“The Pier” was a particularly clever and ambitious project on the playa this year. Spearheaded by Matt Schultz, the Pier was a 300-foot long boat pier set just off the Esplanade, pointed towards the Man. With its gentle increase grade and rough hewn planks resembling an authentic boat pier, this piece quickly became a stage for all kinds of spontaneous performances and intimate experiences.  It was a particularly popular place to take in the sunrise any given morning.The Flaming Lotus Girls were once again on playa, leveraging their many years of experience making Burning Man art to create “Tympani Lambada”, a large, glowing, fire-breathing embodiment of the structures that make up the inner ear.  Quentin Davis also returned, sharing his beautiful miniature cities hidden within an 18-foot long dodecahedron, and Michael Emery created “Nelumbo Nucifera”, a beautiful lotus structure with video images projected on the petals.

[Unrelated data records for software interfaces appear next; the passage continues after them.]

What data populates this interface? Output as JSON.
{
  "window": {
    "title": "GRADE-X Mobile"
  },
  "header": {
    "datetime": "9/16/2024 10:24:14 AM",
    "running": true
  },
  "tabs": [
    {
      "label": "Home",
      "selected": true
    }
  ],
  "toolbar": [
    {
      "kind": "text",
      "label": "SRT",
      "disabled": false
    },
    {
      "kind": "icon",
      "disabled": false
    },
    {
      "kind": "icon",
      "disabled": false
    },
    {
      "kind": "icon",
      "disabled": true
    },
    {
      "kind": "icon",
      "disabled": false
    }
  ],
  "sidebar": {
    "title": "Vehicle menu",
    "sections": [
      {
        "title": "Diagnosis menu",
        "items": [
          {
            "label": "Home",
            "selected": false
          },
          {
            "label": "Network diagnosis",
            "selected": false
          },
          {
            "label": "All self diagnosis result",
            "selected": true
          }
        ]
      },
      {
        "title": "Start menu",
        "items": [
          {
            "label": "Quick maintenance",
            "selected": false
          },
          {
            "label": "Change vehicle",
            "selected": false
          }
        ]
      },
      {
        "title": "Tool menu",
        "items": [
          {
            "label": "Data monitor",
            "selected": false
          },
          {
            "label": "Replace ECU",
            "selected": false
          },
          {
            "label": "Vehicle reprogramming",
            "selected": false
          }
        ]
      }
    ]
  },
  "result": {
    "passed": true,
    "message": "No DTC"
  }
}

Circle of Regional Effigies (CORE)2011 was notable for several international honorees – almost all first time Burners. “The Wet Dream”, created by the London-based art collective Warm Baby, featured hundreds of illuminated umbrellas protecting citizens of BRC from the elements. With dazzling lights and the sounds of rain storms, the Wet Dream created a magical light mirage on the open playa. Sarah Cockings, a first-time Burner, offered her piece “Is Land” – a hunk of verdant island floating gracefully above the playa surface. Sarah originally showed Is Land at another European festival, where it was set loose by vandals, and she recreated the structure in less than six weeks – quite an impressive feat.

Ranging from a lobster trap for Maine to a voodoo doll from New Orleans to a showgirl from Vegas to a snake eating its own tail, CORE galvanized each of the communities that participated, while giving them the opportunity to develop as artists. Each of the 22 effigies burned simultaneously on Thursday night. We look forward to future iterations of this concept.The CORE project was one of the most remarkable undertakings seen on playa to date. CORE consisted of 22 sculptures of up to 20’x20’x20′, encircling the Man, which were created by 22 different Regional  groups. Each effigy was designed to express the regional spirit of a specific region, reflecting how Burning Man culture is reflected in that particular community.

Art, Art and More Art

“Burning Time” project was designed to be the world’s largest functioning clock at one-mile wide.  Burning Time featured central tower with a laser that moved across the playa with the passage of time, hitting towers placed on the hour and half hour increments near the Esplanade. Three laser lights showed the hour, half hour and seconds. At midnight each night of the event the hour laser was designed to hit a large green crystal placed in the highest tower of the Temple. Basking in a glow of green, the Temple shared in Burning Time’s beautiful vision of how time could be artistically expressed on the playa.There was a huge increase in the number of registered art projects and, as with the honorarium art, the playa art grew in size and vision. One of the most remarkable installations in 2011 was the “Trojan Horse”, designed to be the same size and shape as the original Trojan Horse, and including included several rooms participants could visit. On Friday of the event, over 500 volunteers showed up for the largest art move ever experienced in Black Rock City. Pulling the piece several hundred feet, the Horse was rolled through the Gates of Troy to its final resting spot. There it was burned (lit by a flaming arrow) after an awe-inspiring fireworks show, with its head turning towards the Man as it fell.

Submitted by,Laura Kimpton also returned to Burning Man, sharing her “LOVE” with Black Rock City. LOVE, created in a similar manner as her previous sculptures “OINK” and “MOM”,  LOVE offered a timeless message of what’s important in life.

Beth Scarborough